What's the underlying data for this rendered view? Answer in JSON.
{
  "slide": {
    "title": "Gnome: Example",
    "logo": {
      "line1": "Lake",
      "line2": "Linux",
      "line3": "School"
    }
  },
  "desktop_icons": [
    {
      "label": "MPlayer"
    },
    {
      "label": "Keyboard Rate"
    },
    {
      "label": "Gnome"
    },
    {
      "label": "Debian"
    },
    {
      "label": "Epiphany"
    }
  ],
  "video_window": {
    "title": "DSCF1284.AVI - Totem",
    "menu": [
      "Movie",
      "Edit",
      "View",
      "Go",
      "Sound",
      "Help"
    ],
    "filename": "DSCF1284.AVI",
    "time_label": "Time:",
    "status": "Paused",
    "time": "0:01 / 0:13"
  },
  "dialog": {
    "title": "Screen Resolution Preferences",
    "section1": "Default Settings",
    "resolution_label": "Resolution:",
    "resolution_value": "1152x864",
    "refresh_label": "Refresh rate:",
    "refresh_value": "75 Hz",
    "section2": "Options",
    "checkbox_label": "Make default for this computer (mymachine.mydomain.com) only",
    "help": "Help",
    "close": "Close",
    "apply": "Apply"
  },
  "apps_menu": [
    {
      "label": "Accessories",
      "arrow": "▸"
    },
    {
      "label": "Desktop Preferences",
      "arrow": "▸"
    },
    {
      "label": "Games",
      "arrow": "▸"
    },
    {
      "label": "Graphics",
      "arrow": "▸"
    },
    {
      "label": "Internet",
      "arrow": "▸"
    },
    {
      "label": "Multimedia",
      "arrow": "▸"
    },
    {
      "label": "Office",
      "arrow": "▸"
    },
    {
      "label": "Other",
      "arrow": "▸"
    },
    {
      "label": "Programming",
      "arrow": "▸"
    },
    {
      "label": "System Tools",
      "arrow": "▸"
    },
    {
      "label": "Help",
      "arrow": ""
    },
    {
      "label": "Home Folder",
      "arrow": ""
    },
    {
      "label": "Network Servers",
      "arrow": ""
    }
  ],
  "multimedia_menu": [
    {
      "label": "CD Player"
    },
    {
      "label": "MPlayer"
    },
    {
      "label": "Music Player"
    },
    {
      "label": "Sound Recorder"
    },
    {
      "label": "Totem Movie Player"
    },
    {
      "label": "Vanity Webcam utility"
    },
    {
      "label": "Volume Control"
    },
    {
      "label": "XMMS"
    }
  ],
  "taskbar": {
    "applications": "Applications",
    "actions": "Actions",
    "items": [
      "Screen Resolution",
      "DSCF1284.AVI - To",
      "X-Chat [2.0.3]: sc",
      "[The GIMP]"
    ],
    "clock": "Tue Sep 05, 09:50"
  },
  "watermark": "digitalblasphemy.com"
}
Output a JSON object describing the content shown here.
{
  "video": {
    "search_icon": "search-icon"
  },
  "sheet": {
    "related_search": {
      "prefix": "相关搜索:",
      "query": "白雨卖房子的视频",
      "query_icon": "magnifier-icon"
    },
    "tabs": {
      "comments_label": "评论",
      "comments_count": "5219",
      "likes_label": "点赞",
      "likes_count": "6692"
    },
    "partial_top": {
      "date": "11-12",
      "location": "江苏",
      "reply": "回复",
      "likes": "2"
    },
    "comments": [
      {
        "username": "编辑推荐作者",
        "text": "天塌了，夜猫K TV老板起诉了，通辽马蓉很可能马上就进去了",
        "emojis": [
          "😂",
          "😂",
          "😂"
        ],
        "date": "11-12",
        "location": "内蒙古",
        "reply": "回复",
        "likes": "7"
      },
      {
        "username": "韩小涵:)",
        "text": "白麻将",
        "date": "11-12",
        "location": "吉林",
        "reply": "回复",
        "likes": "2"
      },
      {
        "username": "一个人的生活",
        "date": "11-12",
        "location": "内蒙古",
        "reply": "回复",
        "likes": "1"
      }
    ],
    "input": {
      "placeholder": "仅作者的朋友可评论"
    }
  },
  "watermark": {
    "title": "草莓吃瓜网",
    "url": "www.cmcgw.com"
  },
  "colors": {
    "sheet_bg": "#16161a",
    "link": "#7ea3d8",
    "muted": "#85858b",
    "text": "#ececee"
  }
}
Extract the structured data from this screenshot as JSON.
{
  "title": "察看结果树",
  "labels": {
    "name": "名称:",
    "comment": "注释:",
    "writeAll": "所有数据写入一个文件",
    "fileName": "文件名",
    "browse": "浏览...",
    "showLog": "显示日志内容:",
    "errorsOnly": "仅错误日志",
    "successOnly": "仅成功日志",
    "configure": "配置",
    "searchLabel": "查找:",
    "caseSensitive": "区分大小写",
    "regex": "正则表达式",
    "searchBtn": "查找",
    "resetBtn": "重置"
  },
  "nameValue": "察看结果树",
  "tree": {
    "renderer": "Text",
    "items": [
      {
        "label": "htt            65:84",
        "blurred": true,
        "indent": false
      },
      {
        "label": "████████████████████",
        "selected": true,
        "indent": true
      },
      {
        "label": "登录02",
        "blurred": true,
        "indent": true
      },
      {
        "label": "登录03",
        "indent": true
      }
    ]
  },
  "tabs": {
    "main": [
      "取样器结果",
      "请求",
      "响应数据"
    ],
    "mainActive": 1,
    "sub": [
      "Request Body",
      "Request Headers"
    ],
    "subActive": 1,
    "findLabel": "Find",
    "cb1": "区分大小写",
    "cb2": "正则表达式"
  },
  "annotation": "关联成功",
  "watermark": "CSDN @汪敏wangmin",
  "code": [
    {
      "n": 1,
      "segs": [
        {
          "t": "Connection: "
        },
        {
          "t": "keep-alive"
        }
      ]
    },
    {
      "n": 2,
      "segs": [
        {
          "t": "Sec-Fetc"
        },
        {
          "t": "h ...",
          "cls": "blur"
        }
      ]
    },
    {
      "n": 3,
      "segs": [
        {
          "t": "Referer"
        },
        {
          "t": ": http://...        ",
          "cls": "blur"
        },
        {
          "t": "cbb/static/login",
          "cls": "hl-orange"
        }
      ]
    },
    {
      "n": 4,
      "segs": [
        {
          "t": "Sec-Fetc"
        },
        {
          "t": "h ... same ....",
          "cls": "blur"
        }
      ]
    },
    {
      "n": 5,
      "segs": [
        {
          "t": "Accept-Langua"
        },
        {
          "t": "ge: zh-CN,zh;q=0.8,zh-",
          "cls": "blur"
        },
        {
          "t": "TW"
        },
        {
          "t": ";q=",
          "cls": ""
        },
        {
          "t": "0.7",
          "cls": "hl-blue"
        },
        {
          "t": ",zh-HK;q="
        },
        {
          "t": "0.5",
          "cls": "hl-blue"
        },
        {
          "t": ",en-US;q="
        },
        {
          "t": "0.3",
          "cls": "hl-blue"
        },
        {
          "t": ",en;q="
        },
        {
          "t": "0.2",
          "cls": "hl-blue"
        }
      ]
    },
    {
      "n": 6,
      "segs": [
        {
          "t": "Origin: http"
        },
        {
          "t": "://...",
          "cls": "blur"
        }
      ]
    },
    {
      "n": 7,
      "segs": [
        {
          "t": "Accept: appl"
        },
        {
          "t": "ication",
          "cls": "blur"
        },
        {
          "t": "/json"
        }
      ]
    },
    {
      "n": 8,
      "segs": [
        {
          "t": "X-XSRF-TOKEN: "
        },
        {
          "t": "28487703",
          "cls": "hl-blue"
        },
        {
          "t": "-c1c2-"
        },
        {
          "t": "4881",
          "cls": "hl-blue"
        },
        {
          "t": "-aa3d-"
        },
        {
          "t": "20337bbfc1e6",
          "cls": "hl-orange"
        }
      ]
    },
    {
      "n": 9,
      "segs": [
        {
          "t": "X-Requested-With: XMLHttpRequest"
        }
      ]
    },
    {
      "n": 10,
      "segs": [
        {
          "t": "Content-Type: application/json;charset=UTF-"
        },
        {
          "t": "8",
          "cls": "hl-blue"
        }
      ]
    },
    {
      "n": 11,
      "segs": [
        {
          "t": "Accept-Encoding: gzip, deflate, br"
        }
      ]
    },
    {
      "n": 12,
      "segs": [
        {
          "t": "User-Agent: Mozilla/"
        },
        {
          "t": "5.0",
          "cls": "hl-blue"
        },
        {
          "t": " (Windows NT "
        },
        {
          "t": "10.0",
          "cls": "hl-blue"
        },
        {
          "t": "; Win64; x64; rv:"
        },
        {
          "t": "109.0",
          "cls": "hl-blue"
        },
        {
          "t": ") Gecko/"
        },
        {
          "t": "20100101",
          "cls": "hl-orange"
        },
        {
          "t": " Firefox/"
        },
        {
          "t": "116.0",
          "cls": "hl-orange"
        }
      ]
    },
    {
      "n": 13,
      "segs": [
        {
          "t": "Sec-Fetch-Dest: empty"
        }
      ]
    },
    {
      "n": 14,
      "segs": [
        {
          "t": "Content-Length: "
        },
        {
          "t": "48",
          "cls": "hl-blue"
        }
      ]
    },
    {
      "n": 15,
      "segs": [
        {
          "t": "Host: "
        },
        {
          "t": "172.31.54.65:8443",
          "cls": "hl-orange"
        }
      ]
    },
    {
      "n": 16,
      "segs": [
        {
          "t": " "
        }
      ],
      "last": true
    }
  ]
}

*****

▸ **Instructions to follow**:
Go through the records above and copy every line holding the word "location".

▸ **Output for this exercise**:
      "location": "江苏",
        "location": "内蒙古",
        "location": "吉林",
        "location": "内蒙古",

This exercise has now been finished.